===== Records shown =====

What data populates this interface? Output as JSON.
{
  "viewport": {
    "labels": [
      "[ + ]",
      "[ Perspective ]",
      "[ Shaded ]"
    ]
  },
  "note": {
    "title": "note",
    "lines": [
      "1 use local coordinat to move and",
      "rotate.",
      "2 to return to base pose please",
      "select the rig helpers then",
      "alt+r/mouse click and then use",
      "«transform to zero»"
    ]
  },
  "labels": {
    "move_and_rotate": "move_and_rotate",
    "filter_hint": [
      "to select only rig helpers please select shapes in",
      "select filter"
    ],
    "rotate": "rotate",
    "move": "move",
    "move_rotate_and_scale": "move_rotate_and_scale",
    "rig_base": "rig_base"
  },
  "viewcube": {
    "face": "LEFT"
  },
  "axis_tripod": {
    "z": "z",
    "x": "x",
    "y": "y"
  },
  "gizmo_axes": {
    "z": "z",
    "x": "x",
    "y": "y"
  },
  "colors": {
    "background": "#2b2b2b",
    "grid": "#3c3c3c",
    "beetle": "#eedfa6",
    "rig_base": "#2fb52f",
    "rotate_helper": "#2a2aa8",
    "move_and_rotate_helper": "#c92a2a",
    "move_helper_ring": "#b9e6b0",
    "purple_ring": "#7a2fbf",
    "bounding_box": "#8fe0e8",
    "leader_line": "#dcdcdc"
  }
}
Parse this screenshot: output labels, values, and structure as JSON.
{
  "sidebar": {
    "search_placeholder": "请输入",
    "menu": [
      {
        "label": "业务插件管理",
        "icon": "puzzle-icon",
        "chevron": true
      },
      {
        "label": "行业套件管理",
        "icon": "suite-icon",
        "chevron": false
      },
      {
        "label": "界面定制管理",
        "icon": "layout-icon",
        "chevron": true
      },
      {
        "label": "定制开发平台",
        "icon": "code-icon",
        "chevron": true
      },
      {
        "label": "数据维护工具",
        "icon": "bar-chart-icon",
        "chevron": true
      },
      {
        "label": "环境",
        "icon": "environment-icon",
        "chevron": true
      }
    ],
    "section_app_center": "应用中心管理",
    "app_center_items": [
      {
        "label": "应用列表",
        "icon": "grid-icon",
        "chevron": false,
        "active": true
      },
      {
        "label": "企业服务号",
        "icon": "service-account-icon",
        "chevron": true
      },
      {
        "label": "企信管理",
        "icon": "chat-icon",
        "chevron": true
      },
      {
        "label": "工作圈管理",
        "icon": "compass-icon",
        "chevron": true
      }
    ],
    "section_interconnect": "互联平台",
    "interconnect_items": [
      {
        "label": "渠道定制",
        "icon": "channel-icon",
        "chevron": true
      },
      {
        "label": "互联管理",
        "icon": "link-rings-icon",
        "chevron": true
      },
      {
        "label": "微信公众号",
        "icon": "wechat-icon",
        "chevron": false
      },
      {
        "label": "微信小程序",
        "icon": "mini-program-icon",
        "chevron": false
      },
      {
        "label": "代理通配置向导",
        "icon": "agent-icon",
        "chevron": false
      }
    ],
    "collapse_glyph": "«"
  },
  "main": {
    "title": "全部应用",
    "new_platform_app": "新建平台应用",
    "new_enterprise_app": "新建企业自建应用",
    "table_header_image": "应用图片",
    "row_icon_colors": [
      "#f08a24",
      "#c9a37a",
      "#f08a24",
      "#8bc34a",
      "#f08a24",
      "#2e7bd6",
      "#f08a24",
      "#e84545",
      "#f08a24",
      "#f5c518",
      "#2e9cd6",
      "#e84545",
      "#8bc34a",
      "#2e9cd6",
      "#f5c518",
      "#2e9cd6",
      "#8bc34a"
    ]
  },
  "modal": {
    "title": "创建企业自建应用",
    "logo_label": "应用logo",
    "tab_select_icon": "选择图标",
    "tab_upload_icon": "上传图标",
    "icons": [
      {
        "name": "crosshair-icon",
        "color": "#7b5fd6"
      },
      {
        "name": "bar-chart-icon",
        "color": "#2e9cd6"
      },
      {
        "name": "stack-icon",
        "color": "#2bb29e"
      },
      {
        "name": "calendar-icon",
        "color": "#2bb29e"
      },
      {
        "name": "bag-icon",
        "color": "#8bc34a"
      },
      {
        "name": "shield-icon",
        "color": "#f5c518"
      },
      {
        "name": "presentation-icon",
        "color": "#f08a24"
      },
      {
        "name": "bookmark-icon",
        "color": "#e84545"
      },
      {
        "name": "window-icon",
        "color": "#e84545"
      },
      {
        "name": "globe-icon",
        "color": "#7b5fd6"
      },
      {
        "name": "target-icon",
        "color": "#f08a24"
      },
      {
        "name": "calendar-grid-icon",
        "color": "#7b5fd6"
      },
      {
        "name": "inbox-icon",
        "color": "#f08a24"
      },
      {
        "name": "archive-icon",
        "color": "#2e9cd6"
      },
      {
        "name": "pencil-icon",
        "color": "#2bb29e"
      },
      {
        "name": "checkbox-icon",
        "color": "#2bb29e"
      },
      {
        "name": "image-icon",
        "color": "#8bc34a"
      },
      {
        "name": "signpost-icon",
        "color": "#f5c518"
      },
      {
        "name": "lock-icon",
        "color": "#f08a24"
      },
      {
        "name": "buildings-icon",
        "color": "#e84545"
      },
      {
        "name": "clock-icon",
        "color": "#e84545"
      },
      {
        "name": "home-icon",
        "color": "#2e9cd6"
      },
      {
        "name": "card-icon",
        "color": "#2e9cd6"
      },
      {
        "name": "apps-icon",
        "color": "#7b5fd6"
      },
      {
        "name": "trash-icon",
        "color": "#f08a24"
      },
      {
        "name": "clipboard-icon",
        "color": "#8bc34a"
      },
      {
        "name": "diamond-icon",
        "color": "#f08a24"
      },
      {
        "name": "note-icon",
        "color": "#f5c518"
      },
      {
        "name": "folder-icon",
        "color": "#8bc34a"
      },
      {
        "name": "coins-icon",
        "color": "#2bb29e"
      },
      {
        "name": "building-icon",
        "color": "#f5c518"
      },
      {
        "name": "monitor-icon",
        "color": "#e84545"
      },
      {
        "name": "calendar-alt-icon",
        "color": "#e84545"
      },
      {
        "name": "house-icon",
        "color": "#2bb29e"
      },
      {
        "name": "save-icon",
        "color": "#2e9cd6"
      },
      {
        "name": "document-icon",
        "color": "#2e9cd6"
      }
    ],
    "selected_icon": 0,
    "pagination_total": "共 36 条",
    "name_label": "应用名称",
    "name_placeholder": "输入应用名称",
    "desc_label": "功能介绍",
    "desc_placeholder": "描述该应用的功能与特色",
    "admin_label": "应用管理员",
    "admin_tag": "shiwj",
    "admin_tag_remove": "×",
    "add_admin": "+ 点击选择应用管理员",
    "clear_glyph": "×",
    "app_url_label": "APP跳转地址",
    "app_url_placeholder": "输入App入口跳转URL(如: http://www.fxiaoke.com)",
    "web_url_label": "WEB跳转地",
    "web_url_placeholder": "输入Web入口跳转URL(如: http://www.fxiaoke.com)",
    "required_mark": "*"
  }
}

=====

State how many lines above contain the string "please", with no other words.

2